On 12 January 2016, the ATO released the ‘MAAL Client Experience Roadmap’. The roadmap outlines the ATO’s views on the engagement process, legacy issues, penalties and settlements for taxpayers that potentially are subject to the MAAL. The MAAL was passed as law on 3 December 2015 and applies to income on or after 1 January 2016. For further information about the MAAL please read our December newsletter in the following link new-legislation-introduces-new-transfer-pricing-documentation-standards-and-other-anti-avoidance-measures/
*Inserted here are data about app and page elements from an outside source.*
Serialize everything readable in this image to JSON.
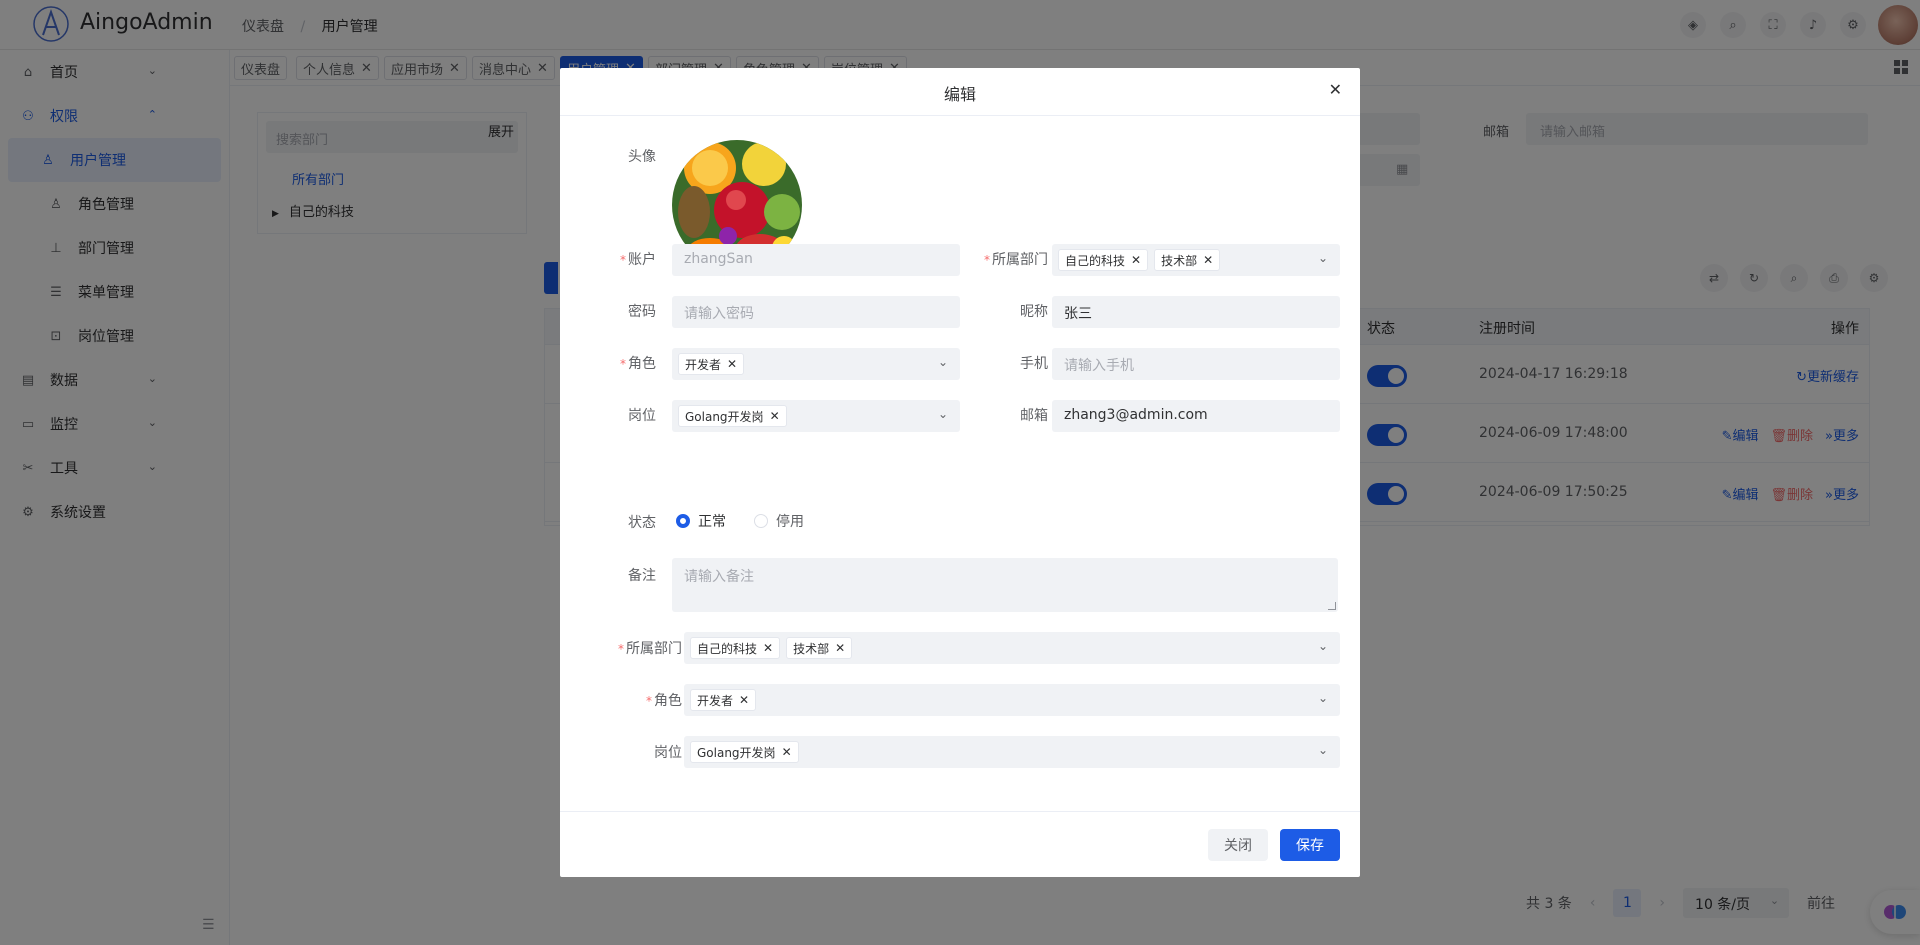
{
  "header": {
    "brand": "AingoAdmin",
    "breadcrumb": [
      "仪表盘",
      "用户管理"
    ],
    "icons": [
      "settings-node-icon",
      "search-icon",
      "fullscreen-icon",
      "bell-icon",
      "gear-icon"
    ]
  },
  "sidebar": {
    "items": [
      {
        "label": "首页",
        "icon": "home-icon"
      },
      {
        "label": "权限",
        "icon": "user-shield-icon"
      },
      {
        "label": "数据",
        "icon": "database-icon"
      },
      {
        "label": "监控",
        "icon": "monitor-icon"
      },
      {
        "label": "工具",
        "icon": "tools-icon"
      },
      {
        "label": "系统设置",
        "icon": "gear-icon"
      }
    ],
    "sub_items": [
      {
        "label": "用户管理",
        "icon": "user-icon"
      },
      {
        "label": "角色管理",
        "icon": "role-icon"
      },
      {
        "label": "部门管理",
        "icon": "org-icon"
      },
      {
        "label": "菜单管理",
        "icon": "menu-icon"
      },
      {
        "label": "岗位管理",
        "icon": "post-icon"
      }
    ]
  },
  "tags": [
    "仪表盘",
    "个人信息",
    "应用市场",
    "消息中心",
    "用户管理",
    "部门管理",
    "角色管理",
    "岗位管理"
  ],
  "background": {
    "dept_search_placeholder": "搜索部门",
    "dept_expand": "展开",
    "dept_all": "所有部门",
    "dept_child": "自己的科技",
    "email_label": "邮箱",
    "email_placeholder": "请输入邮箱",
    "table": {
      "headers": [
        "状态",
        "注册时间",
        "操作"
      ],
      "rows": [
        {
          "time": "2024-04-17 16:29:18",
          "ops": [
            "更新缓存"
          ]
        },
        {
          "time": "2024-06-09 17:48:00",
          "ops": [
            "编辑",
            "删除",
            "更多"
          ]
        },
        {
          "time": "2024-06-09 17:50:25",
          "ops": [
            "编辑",
            "删除",
            "更多"
          ]
        }
      ]
    },
    "pager": {
      "total": "共 3 条",
      "page": "1",
      "size": "10 条/页",
      "goto": "前往"
    }
  },
  "dialog": {
    "title": "编辑",
    "avatar_label": "头像",
    "account_label": "账户",
    "account_value": "zhangSan",
    "dept_label": "所属部门",
    "dept_tags": [
      "自己的科技",
      "技术部"
    ],
    "password_label": "密码",
    "password_placeholder": "请输入密码",
    "nickname_label": "昵称",
    "nickname_value": "张三",
    "role_label": "角色",
    "role_tags": [
      "开发者"
    ],
    "phone_label": "手机",
    "phone_placeholder": "请输入手机",
    "post_label": "岗位",
    "post_tags": [
      "Golang开发岗"
    ],
    "email_label": "邮箱",
    "email_value": "zhang3@admin.com",
    "status_label": "状态",
    "status_options": [
      "正常",
      "停用"
    ],
    "remark_label": "备注",
    "remark_placeholder": "请输入备注",
    "close_label": "关闭",
    "save_label": "保存"
  },
  "colors": {
    "primary": "#1d5ce6",
    "danger": "#f56c6c"
  }
}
The ATO has stated that it will allocate multinational groups that fall within the scope of the MAAL, into categories that will be subject to different enforcement processes and penalties. The ATO has divided taxpayers into the following five categories:
Category A: Under an existing review or audit
Category B: Approached by the ATO
Category C: Voluntary disclosure before 31 March 2016
Category D: Subsequently identified
Category E: Outside the scope of the MAAL
The ATO already has started sending letters to multinationals potentially falling within the scope of the MAAL (mainly “Category A” multinationals). The letters advise taxpayers to consider their MAAL position and to expect further contact from the ATO in early 2016. Similar letters will be sent to other multinationals by 31 March 2016, based on risk profiling carried out by the ATO.
For more information about new measures and how the MAAL may affect your company please contact Transfer Pricing Solutions on +61 3 5911 7001 or email@example.com.
Thec Covid-19 pandemic has triggered the most severe recession and is causing enormous damage to the world economy. The economic downturn will impact a group’s transfer prices, analysis and documentation, more so with the BEPS Action Plans in place and the high level of transfer pricing scrutiny across the globe.
JobKeeper forms part of taxable income in the tax return. Makes sense, it is a subsidy against wages, so I am sure there are no surprises there, but how do you assess the arm’s length financial outcomes of the entity for transfer pricing purposes?
The ATO expect that Australian entities will retain the benefit of the JobKeeper payment they receive. So how do you treat the JobKeeper payments for transfer pricing purposes?